TASK REQUIREMENTS: Would you copy all lines in the data that contain the word "icon"?

(Records contained in a dataset)
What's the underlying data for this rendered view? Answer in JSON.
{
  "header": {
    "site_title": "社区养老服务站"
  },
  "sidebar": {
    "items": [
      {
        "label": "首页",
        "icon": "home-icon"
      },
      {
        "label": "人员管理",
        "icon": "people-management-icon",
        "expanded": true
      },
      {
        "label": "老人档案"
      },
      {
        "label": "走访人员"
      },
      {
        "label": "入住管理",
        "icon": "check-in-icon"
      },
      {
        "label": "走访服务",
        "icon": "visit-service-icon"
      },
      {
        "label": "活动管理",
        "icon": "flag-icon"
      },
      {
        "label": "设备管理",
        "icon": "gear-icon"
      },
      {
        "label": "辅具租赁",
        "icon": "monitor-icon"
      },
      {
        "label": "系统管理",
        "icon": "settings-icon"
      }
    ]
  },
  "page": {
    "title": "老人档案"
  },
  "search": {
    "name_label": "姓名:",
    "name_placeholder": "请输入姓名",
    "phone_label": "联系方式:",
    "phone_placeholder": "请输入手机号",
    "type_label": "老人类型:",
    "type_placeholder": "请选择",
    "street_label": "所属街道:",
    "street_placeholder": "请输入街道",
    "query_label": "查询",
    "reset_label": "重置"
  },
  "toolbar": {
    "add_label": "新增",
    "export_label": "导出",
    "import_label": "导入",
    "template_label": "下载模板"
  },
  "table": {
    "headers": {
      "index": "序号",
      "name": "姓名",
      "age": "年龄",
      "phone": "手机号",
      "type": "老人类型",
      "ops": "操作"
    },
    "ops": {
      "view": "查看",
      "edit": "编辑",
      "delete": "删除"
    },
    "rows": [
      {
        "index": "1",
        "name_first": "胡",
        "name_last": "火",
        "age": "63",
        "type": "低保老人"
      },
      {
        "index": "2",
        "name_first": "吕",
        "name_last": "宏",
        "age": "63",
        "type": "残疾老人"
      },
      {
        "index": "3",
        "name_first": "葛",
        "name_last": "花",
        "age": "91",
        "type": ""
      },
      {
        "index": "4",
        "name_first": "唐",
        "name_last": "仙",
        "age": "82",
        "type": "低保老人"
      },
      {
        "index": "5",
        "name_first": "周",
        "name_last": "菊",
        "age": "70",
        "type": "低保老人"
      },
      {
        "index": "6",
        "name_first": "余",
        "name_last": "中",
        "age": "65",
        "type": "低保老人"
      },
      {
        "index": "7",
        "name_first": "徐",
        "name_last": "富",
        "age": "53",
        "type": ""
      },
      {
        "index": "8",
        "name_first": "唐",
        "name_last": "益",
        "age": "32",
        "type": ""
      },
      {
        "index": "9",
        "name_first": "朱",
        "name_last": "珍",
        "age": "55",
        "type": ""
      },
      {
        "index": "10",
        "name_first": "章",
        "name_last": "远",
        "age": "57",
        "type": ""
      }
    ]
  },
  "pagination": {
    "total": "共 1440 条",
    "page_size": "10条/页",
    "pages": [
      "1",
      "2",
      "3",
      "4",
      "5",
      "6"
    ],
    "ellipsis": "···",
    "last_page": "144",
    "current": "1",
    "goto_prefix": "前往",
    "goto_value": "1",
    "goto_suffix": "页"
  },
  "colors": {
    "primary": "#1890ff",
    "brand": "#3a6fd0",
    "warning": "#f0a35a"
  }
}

RESPONSE TO THE EXERCISE:
        "icon": "home-icon"
        "icon": "people-management-icon",
        "icon": "check-in-icon"
        "icon": "visit-service-icon"
        "icon": "flag-icon"
        "icon": "gear-icon"
        "icon": "monitor-icon"
        "icon": "settings-icon"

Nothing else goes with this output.